Point 4: The Prideful Prioritization of Conformity Over Unity. "If everyone in your church is expected to look, talk, think, and believe exactly like you, your church isn’t as welcoming as you assume. Instead, you’ve created a culture that sacrifices unity for conformity." (emphasis in original) Young people want to discuss their legitimate questions and doubts without just being told to study their scriptures and pray more, and they don't care if men wear pastel shirts to church or women have multiple ear piercings. The church has progressed by leaps and bounds in this area but still has a long way to go.
Point 5: The Acceptance of Political Idolatry and Conspiracy Theories in Christian Communities. "It’s difficult to put into words how discouraging it can be to watch the very people who taught you the value of discernment fall into conspiratorial rabbit holes or succumb to inflammatory misinformation. Or, as Carey wrote in a blog post, “When Christians lose their minds, people lose their faith.” (emphasis in original) This. This. A thousand times this. When I see how stupid a significant number of middle-aged American members of my church are on social media, I become legitimately afraid that if I ever get married, my wife will turn into a moron on her fortieth birthday. I don't have much of a desire to affiliate with people who think that Trump is the rightful US president and critical race theory is Communism.
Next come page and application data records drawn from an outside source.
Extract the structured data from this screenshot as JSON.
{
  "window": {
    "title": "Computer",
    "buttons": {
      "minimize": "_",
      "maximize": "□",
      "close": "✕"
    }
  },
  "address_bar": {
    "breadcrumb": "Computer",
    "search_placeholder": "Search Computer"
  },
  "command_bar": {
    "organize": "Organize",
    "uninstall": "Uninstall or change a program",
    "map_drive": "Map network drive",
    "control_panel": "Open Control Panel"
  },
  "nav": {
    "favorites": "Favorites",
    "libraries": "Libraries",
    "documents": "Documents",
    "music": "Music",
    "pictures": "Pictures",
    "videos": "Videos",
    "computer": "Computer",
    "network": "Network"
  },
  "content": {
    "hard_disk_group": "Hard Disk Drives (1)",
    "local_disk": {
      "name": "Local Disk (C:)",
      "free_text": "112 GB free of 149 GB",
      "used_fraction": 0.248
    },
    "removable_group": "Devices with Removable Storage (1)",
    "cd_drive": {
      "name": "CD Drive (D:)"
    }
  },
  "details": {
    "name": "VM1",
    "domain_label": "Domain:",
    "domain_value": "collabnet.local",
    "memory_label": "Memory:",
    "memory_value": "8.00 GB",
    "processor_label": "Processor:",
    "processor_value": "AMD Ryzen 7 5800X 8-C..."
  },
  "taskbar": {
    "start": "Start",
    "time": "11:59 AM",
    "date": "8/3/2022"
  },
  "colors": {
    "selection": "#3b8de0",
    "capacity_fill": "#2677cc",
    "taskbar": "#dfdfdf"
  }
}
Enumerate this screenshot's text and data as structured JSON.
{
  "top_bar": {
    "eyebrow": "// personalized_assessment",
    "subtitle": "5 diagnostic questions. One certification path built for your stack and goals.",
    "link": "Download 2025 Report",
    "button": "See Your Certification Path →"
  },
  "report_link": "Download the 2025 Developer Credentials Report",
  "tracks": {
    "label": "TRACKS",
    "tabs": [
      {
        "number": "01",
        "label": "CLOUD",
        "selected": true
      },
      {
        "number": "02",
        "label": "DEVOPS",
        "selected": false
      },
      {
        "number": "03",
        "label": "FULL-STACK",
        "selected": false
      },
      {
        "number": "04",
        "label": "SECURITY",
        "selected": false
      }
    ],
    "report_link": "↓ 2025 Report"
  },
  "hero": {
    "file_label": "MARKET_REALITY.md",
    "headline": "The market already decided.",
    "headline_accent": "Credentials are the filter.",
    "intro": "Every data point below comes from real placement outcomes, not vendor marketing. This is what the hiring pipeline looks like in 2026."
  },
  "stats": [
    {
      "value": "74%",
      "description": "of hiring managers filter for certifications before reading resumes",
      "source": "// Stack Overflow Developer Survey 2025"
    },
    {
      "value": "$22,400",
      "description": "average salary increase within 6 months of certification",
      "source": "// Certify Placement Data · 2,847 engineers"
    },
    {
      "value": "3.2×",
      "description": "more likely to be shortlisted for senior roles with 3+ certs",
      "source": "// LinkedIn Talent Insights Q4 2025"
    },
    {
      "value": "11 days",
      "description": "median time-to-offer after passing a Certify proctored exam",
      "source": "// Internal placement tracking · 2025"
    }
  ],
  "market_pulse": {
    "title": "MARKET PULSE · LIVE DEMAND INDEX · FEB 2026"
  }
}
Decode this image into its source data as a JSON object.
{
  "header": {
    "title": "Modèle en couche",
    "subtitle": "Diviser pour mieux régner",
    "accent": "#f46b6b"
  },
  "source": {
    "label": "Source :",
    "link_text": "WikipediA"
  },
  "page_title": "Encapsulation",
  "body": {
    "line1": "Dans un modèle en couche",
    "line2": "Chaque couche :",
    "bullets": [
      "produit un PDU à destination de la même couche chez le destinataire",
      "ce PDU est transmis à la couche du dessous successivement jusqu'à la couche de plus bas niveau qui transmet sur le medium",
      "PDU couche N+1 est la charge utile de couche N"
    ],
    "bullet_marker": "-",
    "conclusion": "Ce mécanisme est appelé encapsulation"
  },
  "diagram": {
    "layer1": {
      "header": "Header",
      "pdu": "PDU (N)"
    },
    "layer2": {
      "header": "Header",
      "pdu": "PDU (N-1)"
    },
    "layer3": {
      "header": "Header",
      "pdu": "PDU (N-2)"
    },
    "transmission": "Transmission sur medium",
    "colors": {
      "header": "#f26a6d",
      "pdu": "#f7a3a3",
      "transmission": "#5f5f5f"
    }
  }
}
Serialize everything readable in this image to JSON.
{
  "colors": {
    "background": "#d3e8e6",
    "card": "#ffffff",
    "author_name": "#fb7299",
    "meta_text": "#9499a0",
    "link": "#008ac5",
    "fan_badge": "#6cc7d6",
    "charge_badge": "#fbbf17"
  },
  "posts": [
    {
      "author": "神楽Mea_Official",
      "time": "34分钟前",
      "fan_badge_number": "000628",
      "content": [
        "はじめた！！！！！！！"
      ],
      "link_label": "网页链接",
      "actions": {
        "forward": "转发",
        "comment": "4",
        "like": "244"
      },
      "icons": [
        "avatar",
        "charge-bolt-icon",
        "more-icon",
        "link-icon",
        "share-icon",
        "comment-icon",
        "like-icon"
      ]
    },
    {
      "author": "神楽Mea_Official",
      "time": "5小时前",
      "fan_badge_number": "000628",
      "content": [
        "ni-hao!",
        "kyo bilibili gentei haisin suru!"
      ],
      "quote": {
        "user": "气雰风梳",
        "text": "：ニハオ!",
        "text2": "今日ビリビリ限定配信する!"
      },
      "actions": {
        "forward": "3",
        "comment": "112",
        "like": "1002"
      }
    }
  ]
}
Even without the conspiracy theory aspect, I have very little patience for the kind of people I used to be who think their political views are the only ones that a righteous Saint can hold and aren't shy about saying so. I'm not sure what part of "principles compatible with the gospel may be found in various political parties" is so damn hard for members of The Church of Donald Trump of Latter-day Republicans to understand. I think this is much less of an issue in Young Single Adult wards, though I've still witnessed a high councillor's wife get up and bear her "testimony" that "social justice and reproductive justice aren't really justice."
Just one more quote to wrap up, and this is a key takeaway for me since I need to critique myself and not just other people: "Deconstruction without reconstruction is a tragedy. If the path you’re on isn’t making you a more generous, compassionate, hopeful, and merciful person (or, in other words, more like Jesus), then the destination isn’t worth the journey." Ultimately, I only want to believe what's true, so ultimately, I believe that will bring me closer to Jesus. But I know I need to go about it in the right way and I'll keep making course corrections in that regard. I can't not take the journey, though. I was made for it. Everyone should read that article in full, so here's the link again.
"Guys. Chris's blog is the stuff of legends. If you’re ever looking for a good read, check this out!"
- Amelia Whitlock
"I don't know how well you know Christopher Randall Nicholson, but... he's trolling. You should read his blog. It's delightful."
- David Young
About the Author
C. Randall Nicholson is a white cisgender Christian male, so you can hate him without guilt, but he's also autistic and asexual, so you can't, unless you're an anti-vaxxer, in which case the feeling is mutual. This blog is where he periodically rants about life, the universe, and/or everything.